At the same time, I’ve also felt inspired by the strength and courage of women who’ve lived through violence. I’ve found hope and energy in participating in a growing network of women and men who’ve taken on the challenge of working to stop violence against women. In making personal changes and taking collective action, I’ve found joy and delight in the enriching of my friendships with women and men and my relationships with women.
It has been particularly inspiring to see large numbers of men (and women) take up the White Ribbon Campaign, a campaign inviting men to wear a white ribbon to show their commitment to ending violence against women. The White Ribbon Campaign focuses on the positive roles that men can play in helping to stop violence against women. It is built on a fundamental hope and optimism for both women’s and men’s lives, and a fundamental belief that both women and men have a stake in ending violence against women.
A better world

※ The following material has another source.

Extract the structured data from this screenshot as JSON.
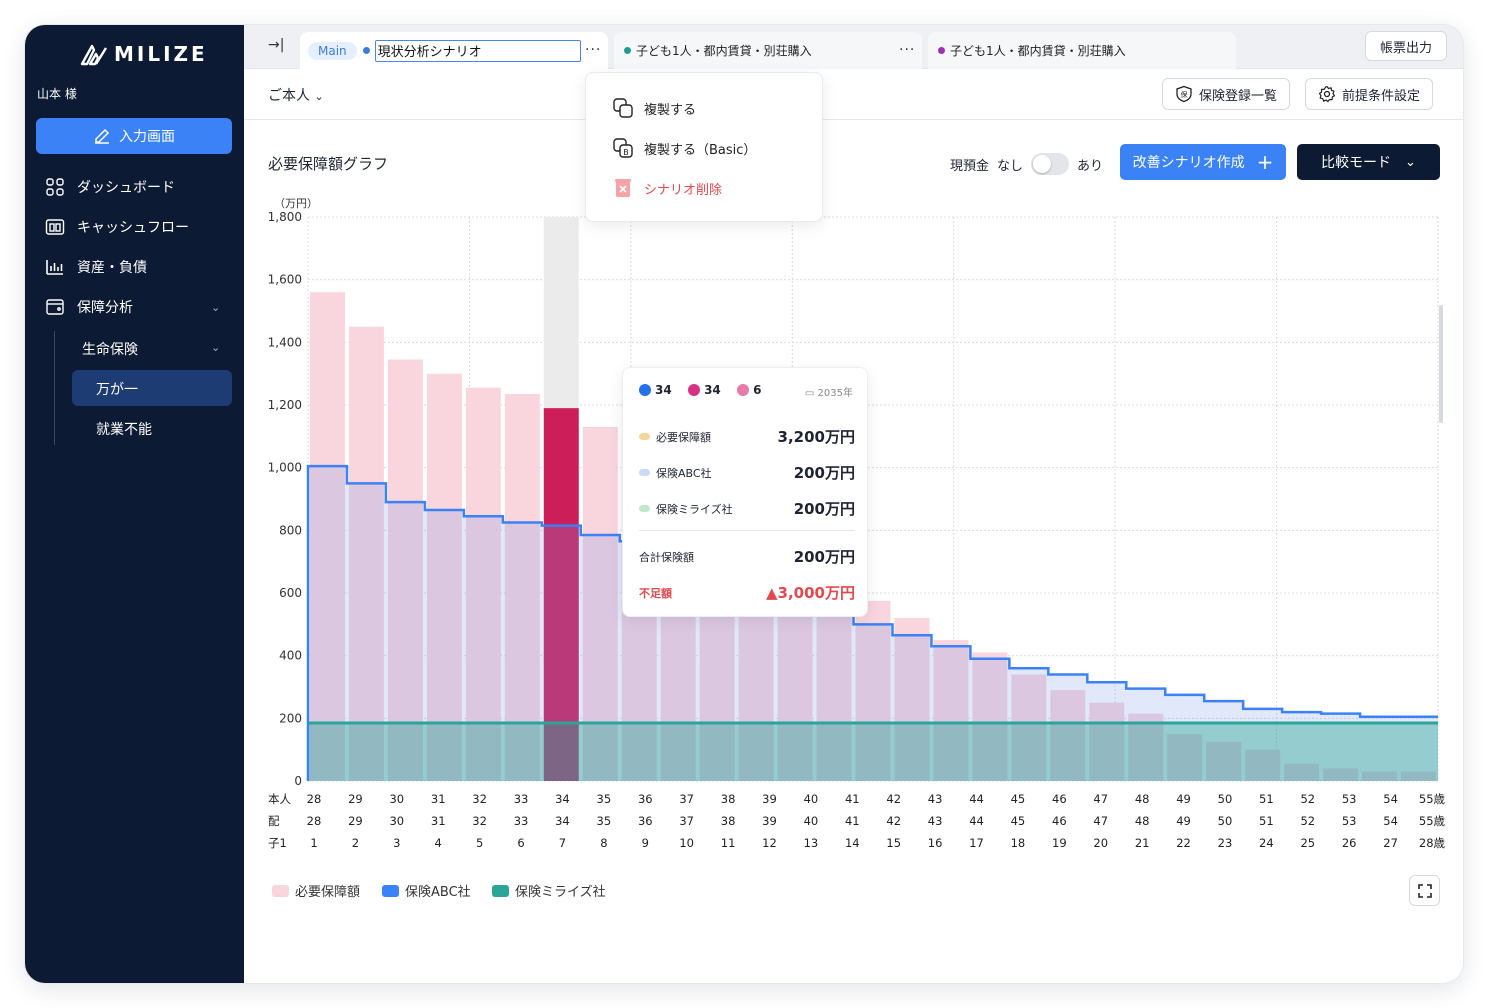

In campaigning against sexual and physical assault, it is important to remind ourselves of what we are for. We desire sexual lives based on consent, safety, and mutual pleasure. We hope for friendships and relationships that are respectful and empowering. And we dream of just and peaceful communities.
Men have a personal stake in ending violence against women. Men will benefit from a world free of violence against women, a world based on gender equality. In our relations with women, instead of experiencing distrust and disconnection, we will find closeness and connection. We will be able to take up a healthier, emotionally in-touch, and proud masculinity. Men’s sexual lives will be more mutual and pleasurable, rather than obsessive and predatory. And boys and men will be free from the threat of other men’s violence.
—Photo Lisa Norwood/Flickr